How to complete this task:
Only the pictures are to be left out; write out the rest of the data exactly.

☆ ☆ ☆

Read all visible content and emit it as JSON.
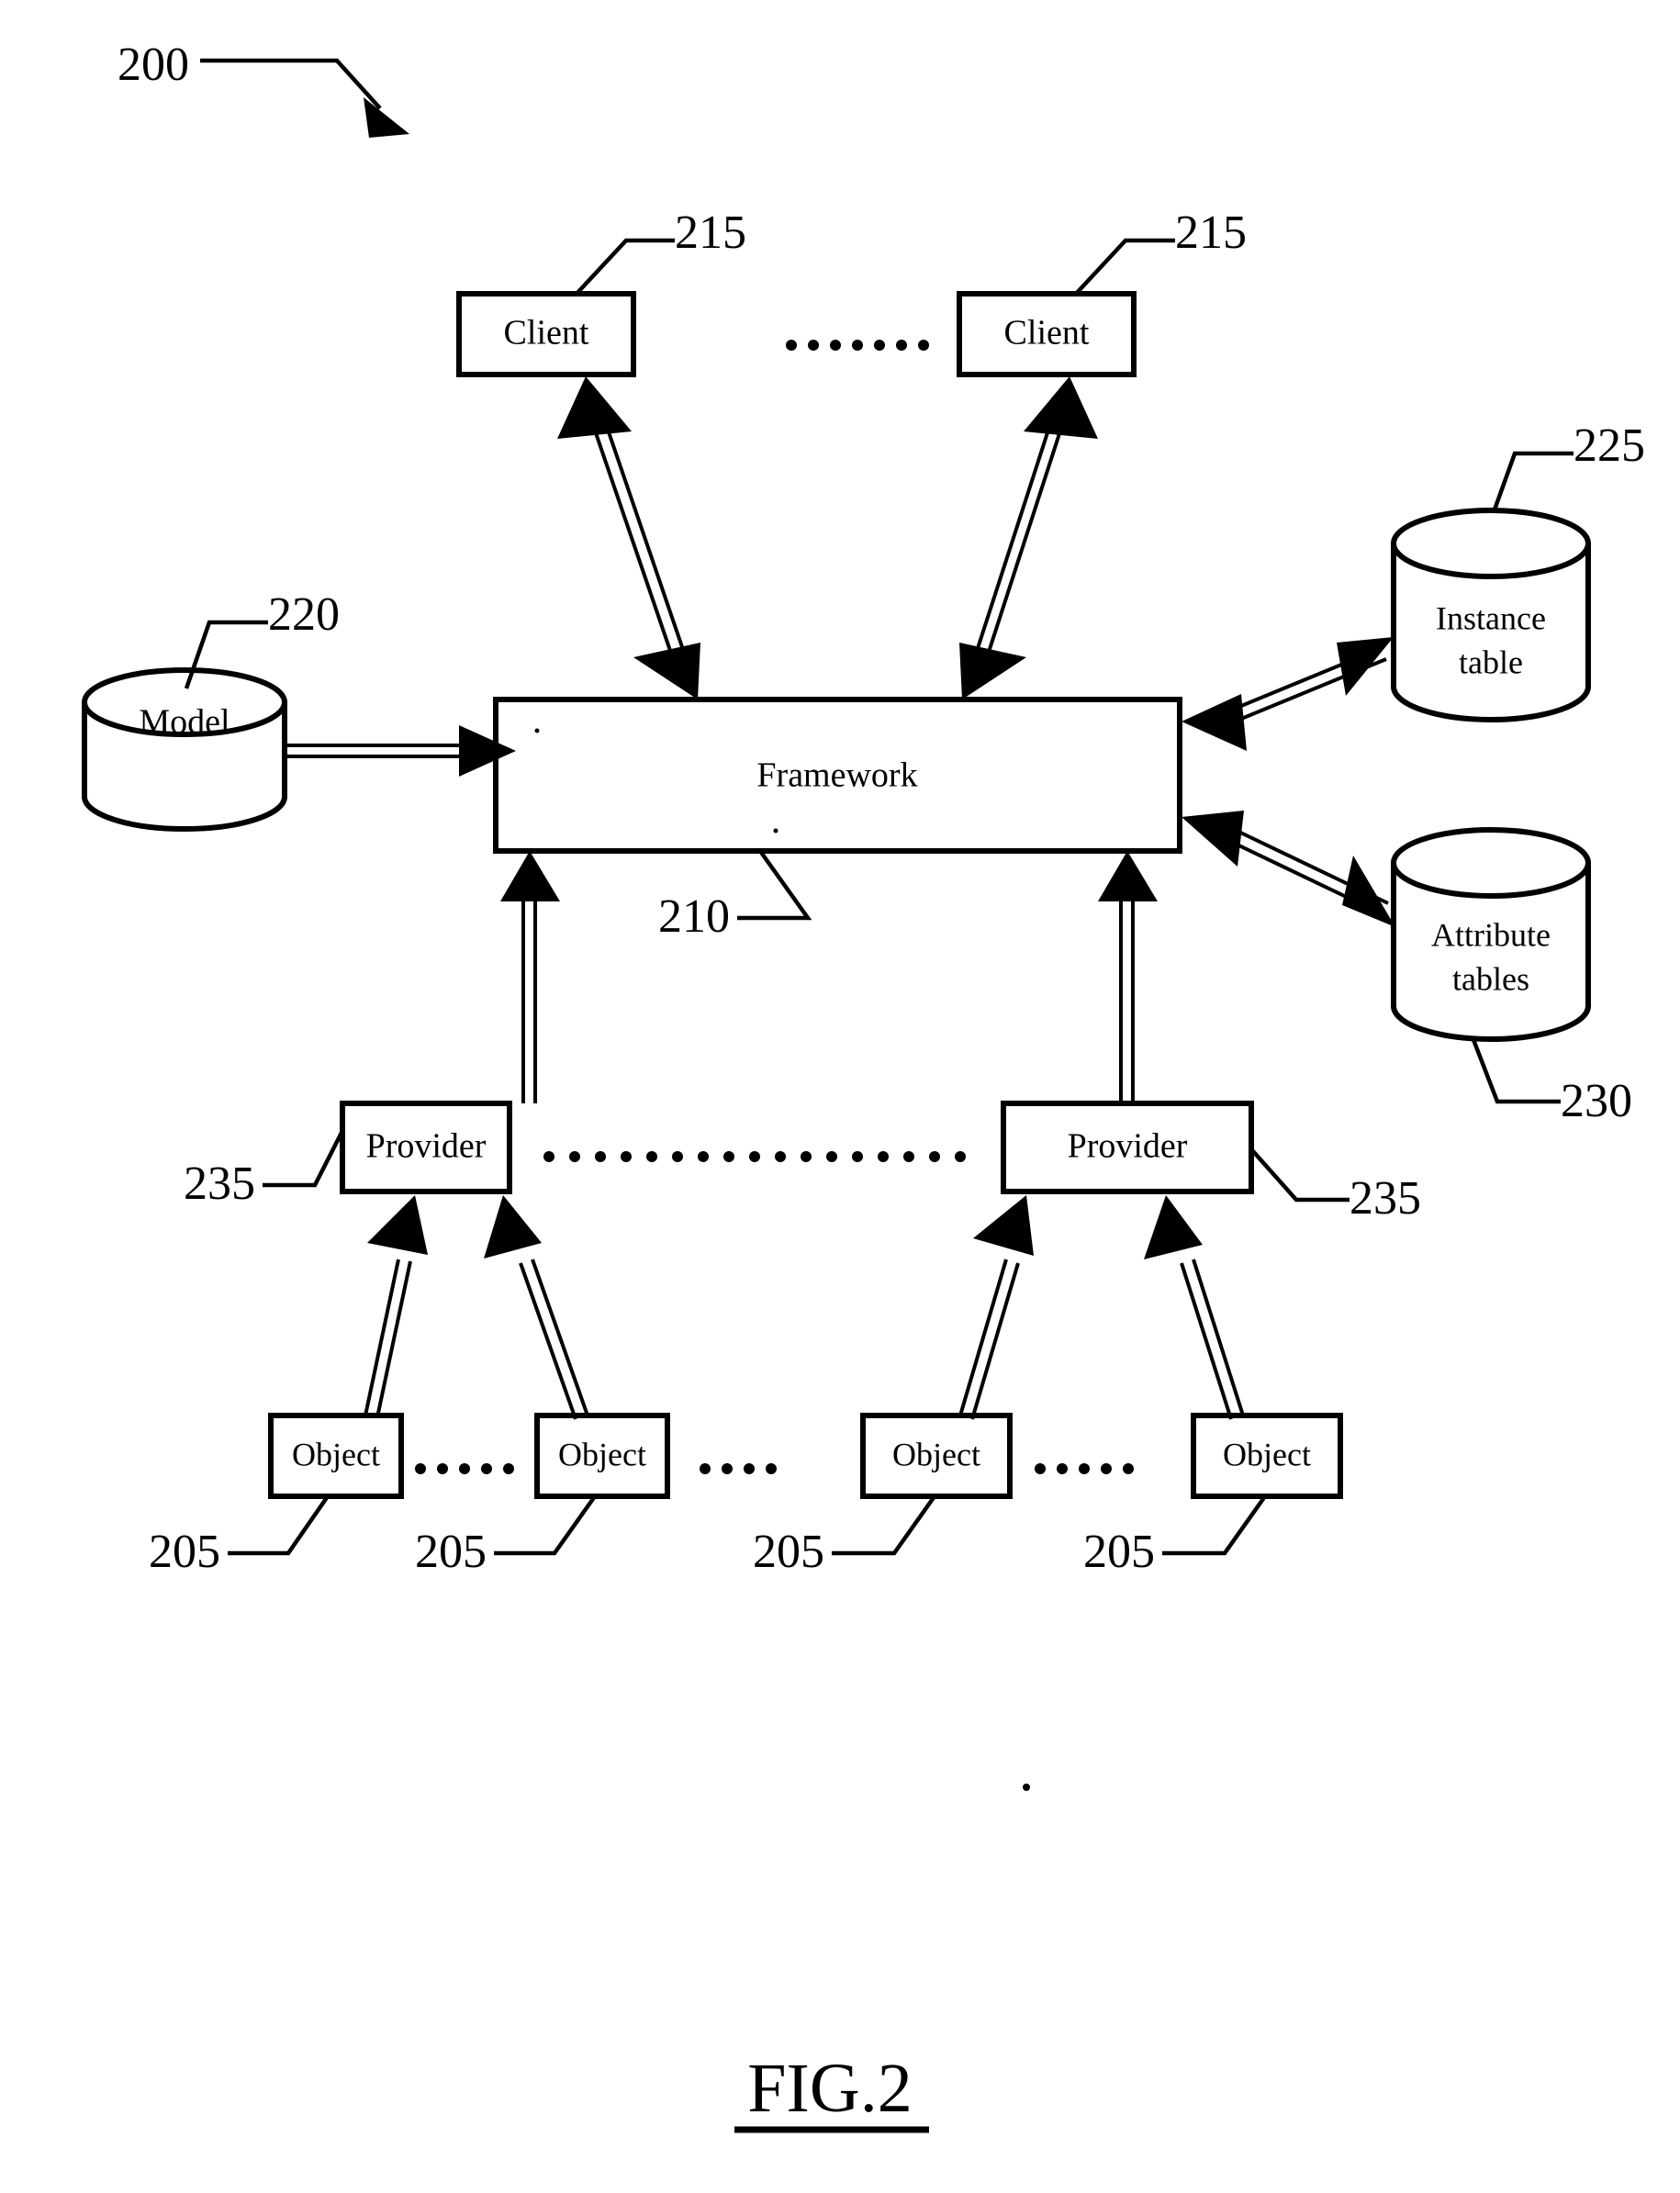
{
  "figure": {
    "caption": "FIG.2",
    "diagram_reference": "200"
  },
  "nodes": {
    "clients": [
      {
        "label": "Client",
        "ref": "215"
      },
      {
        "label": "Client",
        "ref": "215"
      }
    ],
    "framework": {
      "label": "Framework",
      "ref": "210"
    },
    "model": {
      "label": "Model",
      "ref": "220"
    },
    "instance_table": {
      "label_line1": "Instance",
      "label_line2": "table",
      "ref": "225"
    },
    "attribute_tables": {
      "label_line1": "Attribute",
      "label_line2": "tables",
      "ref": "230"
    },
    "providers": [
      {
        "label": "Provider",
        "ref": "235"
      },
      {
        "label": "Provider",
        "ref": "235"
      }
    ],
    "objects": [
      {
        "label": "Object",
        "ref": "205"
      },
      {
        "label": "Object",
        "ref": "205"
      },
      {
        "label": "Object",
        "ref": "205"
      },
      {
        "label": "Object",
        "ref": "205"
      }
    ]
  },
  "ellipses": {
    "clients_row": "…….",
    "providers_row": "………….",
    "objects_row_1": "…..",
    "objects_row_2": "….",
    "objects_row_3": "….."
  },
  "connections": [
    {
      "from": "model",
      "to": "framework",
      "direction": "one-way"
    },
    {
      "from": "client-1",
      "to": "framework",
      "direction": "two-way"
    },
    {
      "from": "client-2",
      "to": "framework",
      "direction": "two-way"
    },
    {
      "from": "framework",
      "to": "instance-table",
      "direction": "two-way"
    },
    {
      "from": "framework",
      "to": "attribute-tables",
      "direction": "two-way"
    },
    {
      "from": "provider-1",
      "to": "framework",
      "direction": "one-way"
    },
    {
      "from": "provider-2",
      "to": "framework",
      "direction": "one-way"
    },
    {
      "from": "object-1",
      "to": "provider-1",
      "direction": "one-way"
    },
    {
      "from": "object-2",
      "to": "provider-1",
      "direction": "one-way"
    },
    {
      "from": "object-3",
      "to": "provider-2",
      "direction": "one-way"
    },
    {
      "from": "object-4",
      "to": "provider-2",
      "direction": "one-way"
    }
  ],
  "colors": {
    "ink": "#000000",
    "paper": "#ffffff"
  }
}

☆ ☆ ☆

Solution for this task:
Read all visible content and emit it as JSON.
{
  "figure": {
    "caption": "FIG.2",
    "diagram_reference": "200"
  },
  "nodes": {
    "clients": [
      {
        "label": "Client",
        "ref": "215"
      },
      {
        "label": "Client",
        "ref": "215"
      }
    ],
    "framework": {
      "label": "Framework",
      "ref": "210"
    },
    "model": {
      "label": "Model",
      "ref": "220"
    },
    "instance_table": {
      "label_line1": "Instance",
      "label_line2": "table",
      "ref": "225"
    },
    "attribute_tables": {
      "label_line1": "Attribute",
      "label_line2": "tables",
      "ref": "230"
    },
    "providers": [
      {
        "label": "Provider",
        "ref": "235"
      },
      {
        "label": "Provider",
        "ref": "235"
      }
    ],
    "objects": [
      {
        "label": "Object",
        "ref": "205"
      },
      {
        "label": "Object",
        "ref": "205"
      },
      {
        "label": "Object",
        "ref": "205"
      },
      {
        "label": "Object",
        "ref": "205"
      }
    ]
  },
  "ellipses": {
    "clients_row": "…….",
    "providers_row": "………….",
    "objects_row_1": "…..",
    "objects_row_2": "….",
    "objects_row_3": "….."
  },
  "connections": [
    {
      "from": "model",
      "to": "framework",
      "direction": "one-way"
    },
    {
      "from": "client-1",
      "to": "framework",
      "direction": "two-way"
    },
    {
      "from": "client-2",
      "to": "framework",
      "direction": "two-way"
    },
    {
      "from": "framework",
      "to": "instance-table",
      "direction": "two-way"
    },
    {
      "from": "framework",
      "to": "attribute-tables",
      "direction": "two-way"
    },
    {
      "from": "provider-1",
      "to": "framework",
      "direction": "one-way"
    },
    {
      "from": "provider-2",
      "to": "framework",
      "direction": "one-way"
    },
    {
      "from": "object-1",
      "to": "provider-1",
      "direction": "one-way"
    },
    {
      "from": "object-2",
      "to": "provider-1",
      "direction": "one-way"
    },
    {
      "from": "object-3",
      "to": "provider-2",
      "direction": "one-way"
    },
    {
      "from": "object-4",
      "to": "provider-2",
      "direction": "one-way"
    }
  ],
  "colors": {
    "ink": "#000000",
    "paper": "#ffffff"
  }
}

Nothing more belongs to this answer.